═══ Information supplied ═══
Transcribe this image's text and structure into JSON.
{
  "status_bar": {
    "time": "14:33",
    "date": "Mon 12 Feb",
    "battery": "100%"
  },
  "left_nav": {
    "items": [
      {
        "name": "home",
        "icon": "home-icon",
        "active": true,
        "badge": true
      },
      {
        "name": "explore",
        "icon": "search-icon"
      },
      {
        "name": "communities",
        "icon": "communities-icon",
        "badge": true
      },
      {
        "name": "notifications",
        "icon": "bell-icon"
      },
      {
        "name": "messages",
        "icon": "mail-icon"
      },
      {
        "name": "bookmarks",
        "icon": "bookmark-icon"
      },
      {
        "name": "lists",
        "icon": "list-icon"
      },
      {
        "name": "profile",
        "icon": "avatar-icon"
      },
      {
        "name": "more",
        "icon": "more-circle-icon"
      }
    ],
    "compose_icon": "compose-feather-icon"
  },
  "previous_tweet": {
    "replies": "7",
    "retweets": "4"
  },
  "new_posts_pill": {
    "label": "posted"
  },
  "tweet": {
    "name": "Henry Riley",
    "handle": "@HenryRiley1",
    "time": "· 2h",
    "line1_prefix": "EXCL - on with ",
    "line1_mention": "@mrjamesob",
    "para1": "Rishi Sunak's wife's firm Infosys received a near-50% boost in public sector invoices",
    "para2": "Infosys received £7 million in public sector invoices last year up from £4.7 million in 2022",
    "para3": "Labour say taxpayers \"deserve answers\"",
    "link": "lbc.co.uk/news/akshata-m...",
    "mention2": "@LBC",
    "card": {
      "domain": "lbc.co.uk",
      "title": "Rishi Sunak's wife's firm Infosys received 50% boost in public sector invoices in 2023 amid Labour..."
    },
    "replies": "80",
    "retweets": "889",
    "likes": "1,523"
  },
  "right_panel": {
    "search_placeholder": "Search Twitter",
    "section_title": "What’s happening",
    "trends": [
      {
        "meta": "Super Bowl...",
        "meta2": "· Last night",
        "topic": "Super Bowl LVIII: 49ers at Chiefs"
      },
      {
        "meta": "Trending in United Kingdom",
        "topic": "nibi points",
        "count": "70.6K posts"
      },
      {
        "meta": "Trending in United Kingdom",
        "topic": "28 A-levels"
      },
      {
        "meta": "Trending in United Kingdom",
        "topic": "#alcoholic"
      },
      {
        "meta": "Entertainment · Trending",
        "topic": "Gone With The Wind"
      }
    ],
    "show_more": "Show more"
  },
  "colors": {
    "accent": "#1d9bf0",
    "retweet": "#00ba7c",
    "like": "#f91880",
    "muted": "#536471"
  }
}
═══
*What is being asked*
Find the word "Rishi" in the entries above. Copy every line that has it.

*Output below*
    "para1": "Rishi Sunak's wife's firm Infosys received a near-50% boost in public sector invoices",
      "title": "Rishi Sunak's wife's firm Infosys received 50% boost in public sector invoices in 2023 amid Labour..."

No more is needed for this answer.